**YOUR TASK:** Copy the following listing word for word.

**STORED DATA:**

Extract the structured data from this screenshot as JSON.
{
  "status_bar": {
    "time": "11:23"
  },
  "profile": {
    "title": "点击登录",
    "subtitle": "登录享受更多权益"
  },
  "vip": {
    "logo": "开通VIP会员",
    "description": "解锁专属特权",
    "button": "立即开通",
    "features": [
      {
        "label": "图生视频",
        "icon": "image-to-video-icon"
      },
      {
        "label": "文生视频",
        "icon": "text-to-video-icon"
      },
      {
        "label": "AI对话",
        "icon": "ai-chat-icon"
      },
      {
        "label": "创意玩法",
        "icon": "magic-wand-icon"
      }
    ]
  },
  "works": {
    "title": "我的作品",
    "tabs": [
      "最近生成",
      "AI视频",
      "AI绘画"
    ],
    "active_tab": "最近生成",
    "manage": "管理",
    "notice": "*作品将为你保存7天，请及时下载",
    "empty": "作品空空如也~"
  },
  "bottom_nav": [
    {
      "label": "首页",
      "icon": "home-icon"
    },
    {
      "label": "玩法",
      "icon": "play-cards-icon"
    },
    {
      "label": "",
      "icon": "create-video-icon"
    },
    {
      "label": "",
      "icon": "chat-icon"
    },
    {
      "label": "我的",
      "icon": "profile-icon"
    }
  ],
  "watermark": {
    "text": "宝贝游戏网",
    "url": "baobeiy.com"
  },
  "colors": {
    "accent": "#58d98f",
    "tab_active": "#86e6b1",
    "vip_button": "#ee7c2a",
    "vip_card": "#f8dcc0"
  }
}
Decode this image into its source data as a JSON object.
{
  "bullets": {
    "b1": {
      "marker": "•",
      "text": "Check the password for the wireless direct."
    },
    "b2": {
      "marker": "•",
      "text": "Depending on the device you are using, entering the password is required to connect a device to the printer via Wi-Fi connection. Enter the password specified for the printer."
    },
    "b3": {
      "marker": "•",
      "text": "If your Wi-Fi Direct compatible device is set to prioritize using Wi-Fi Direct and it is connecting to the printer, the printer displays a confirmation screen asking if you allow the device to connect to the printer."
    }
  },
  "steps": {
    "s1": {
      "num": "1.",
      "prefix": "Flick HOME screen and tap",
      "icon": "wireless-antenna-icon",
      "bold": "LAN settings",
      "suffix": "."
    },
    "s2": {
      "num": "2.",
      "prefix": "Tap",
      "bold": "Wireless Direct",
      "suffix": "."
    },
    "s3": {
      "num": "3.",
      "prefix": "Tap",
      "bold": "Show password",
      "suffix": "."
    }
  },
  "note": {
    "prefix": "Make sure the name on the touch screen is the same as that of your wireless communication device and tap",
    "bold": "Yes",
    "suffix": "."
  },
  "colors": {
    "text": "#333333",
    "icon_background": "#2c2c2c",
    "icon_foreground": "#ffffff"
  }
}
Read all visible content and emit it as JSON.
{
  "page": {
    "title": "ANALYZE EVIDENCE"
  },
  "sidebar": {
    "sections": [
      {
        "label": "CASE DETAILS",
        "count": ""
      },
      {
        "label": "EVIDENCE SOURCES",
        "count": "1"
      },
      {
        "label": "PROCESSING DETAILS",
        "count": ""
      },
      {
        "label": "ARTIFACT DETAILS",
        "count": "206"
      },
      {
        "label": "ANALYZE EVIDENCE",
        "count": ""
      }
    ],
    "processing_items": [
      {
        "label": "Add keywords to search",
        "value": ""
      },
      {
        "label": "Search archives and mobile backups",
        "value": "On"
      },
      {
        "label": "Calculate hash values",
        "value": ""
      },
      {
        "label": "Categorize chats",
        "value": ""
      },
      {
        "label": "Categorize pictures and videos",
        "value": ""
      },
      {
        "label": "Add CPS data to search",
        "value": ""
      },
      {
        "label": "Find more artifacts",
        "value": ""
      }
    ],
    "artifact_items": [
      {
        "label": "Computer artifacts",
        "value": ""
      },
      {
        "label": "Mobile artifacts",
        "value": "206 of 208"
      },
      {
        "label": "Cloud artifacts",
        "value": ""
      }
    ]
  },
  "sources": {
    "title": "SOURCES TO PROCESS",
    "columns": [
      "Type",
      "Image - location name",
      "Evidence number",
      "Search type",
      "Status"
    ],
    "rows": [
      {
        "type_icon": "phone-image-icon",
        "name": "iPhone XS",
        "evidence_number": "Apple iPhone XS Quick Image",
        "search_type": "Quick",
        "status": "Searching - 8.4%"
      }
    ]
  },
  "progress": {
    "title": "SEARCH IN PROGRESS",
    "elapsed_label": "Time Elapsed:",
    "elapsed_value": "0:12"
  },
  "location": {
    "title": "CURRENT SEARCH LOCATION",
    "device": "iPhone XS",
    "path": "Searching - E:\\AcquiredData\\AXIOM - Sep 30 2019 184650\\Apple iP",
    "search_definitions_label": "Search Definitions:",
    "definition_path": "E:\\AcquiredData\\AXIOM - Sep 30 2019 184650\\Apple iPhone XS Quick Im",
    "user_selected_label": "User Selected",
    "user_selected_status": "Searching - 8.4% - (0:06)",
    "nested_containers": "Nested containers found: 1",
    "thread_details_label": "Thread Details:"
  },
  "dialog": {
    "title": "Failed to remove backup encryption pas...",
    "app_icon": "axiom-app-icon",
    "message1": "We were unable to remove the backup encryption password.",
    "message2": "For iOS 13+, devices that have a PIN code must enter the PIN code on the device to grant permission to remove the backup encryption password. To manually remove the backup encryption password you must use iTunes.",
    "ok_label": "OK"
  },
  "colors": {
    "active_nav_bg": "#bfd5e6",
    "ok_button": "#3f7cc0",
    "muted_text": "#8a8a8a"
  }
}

**WRITTEN SOLUTION:**
Extract the structured data from this screenshot as JSON.
{
  "status_bar": {
    "time": "11:23"
  },
  "profile": {
    "title": "点击登录",
    "subtitle": "登录享受更多权益"
  },
  "vip": {
    "logo": "开通VIP会员",
    "description": "解锁专属特权",
    "button": "立即开通",
    "features": [
      {
        "label": "图生视频",
        "icon": "image-to-video-icon"
      },
      {
        "label": "文生视频",
        "icon": "text-to-video-icon"
      },
      {
        "label": "AI对话",
        "icon": "ai-chat-icon"
      },
      {
        "label": "创意玩法",
        "icon": "magic-wand-icon"
      }
    ]
  },
  "works": {
    "title": "我的作品",
    "tabs": [
      "最近生成",
      "AI视频",
      "AI绘画"
    ],
    "active_tab": "最近生成",
    "manage": "管理",
    "notice": "*作品将为你保存7天，请及时下载",
    "empty": "作品空空如也~"
  },
  "bottom_nav": [
    {
      "label": "首页",
      "icon": "home-icon"
    },
    {
      "label": "玩法",
      "icon": "play-cards-icon"
    },
    {
      "label": "",
      "icon": "create-video-icon"
    },
    {
      "label": "",
      "icon": "chat-icon"
    },
    {
      "label": "我的",
      "icon": "profile-icon"
    }
  ],
  "watermark": {
    "text": "宝贝游戏网",
    "url": "baobeiy.com"
  },
  "colors": {
    "accent": "#58d98f",
    "tab_active": "#86e6b1",
    "vip_button": "#ee7c2a",
    "vip_card": "#f8dcc0"
  }
}
Decode this image into its source data as a JSON object.
{
  "bullets": {
    "b1": {
      "marker": "•",
      "text": "Check the password for the wireless direct."
    },
    "b2": {
      "marker": "•",
      "text": "Depending on the device you are using, entering the password is required to connect a device to the printer via Wi-Fi connection. Enter the password specified for the printer."
    },
    "b3": {
      "marker": "•",
      "text": "If your Wi-Fi Direct compatible device is set to prioritize using Wi-Fi Direct and it is connecting to the printer, the printer displays a confirmation screen asking if you allow the device to connect to the printer."
    }
  },
  "steps": {
    "s1": {
      "num": "1.",
      "prefix": "Flick HOME screen and tap",
      "icon": "wireless-antenna-icon",
      "bold": "LAN settings",
      "suffix": "."
    },
    "s2": {
      "num": "2.",
      "prefix": "Tap",
      "bold": "Wireless Direct",
      "suffix": "."
    },
    "s3": {
      "num": "3.",
      "prefix": "Tap",
      "bold": "Show password",
      "suffix": "."
    }
  },
  "note": {
    "prefix": "Make sure the name on the touch screen is the same as that of your wireless communication device and tap",
    "bold": "Yes",
    "suffix": "."
  },
  "colors": {
    "text": "#333333",
    "icon_background": "#2c2c2c",
    "icon_foreground": "#ffffff"
  }
}
Read all visible content and emit it as JSON.
{
  "page": {
    "title": "ANALYZE EVIDENCE"
  },
  "sidebar": {
    "sections": [
      {
        "label": "CASE DETAILS",
        "count": ""
      },
      {
        "label": "EVIDENCE SOURCES",
        "count": "1"
      },
      {
        "label": "PROCESSING DETAILS",
        "count": ""
      },
      {
        "label": "ARTIFACT DETAILS",
        "count": "206"
      },
      {
        "label": "ANALYZE EVIDENCE",
        "count": ""
      }
    ],
    "processing_items": [
      {
        "label": "Add keywords to search",
        "value": ""
      },
      {
        "label": "Search archives and mobile backups",
        "value": "On"
      },
      {
        "label": "Calculate hash values",
        "value": ""
      },
      {
        "label": "Categorize chats",
        "value": ""
      },
      {
        "label": "Categorize pictures and videos",
        "value": ""
      },
      {
        "label": "Add CPS data to search",
        "value": ""
      },
      {
        "label": "Find more artifacts",
        "value": ""
      }
    ],
    "artifact_items": [
      {
        "label": "Computer artifacts",
        "value": ""
      },
      {
        "label": "Mobile artifacts",
        "value": "206 of 208"
      },
      {
        "label": "Cloud artifacts",
        "value": ""
      }
    ]
  },
  "sources": {
    "title": "SOURCES TO PROCESS",
    "columns": [
      "Type",
      "Image - location name",
      "Evidence number",
      "Search type",
      "Status"
    ],
    "rows": [
      {
        "type_icon": "phone-image-icon",
        "name": "iPhone XS",
        "evidence_number": "Apple iPhone XS Quick Image",
        "search_type": "Quick",
        "status": "Searching - 8.4%"
      }
    ]
  },
  "progress": {
    "title": "SEARCH IN PROGRESS",
    "elapsed_label": "Time Elapsed:",
    "elapsed_value": "0:12"
  },
  "location": {
    "title": "CURRENT SEARCH LOCATION",
    "device": "iPhone XS",
    "path": "Searching - E:\\AcquiredData\\AXIOM - Sep 30 2019 184650\\Apple iP",
    "search_definitions_label": "Search Definitions:",
    "definition_path": "E:\\AcquiredData\\AXIOM - Sep 30 2019 184650\\Apple iPhone XS Quick Im",
    "user_selected_label": "User Selected",
    "user_selected_status": "Searching - 8.4% - (0:06)",
    "nested_containers": "Nested containers found: 1",
    "thread_details_label": "Thread Details:"
  },
  "dialog": {
    "title": "Failed to remove backup encryption pas...",
    "app_icon": "axiom-app-icon",
    "message1": "We were unable to remove the backup encryption password.",
    "message2": "For iOS 13+, devices that have a PIN code must enter the PIN code on the device to grant permission to remove the backup encryption password. To manually remove the backup encryption password you must use iTunes.",
    "ok_label": "OK"
  },
  "colors": {
    "active_nav_bg": "#bfd5e6",
    "ok_button": "#3f7cc0",
    "muted_text": "#8a8a8a"
  }
}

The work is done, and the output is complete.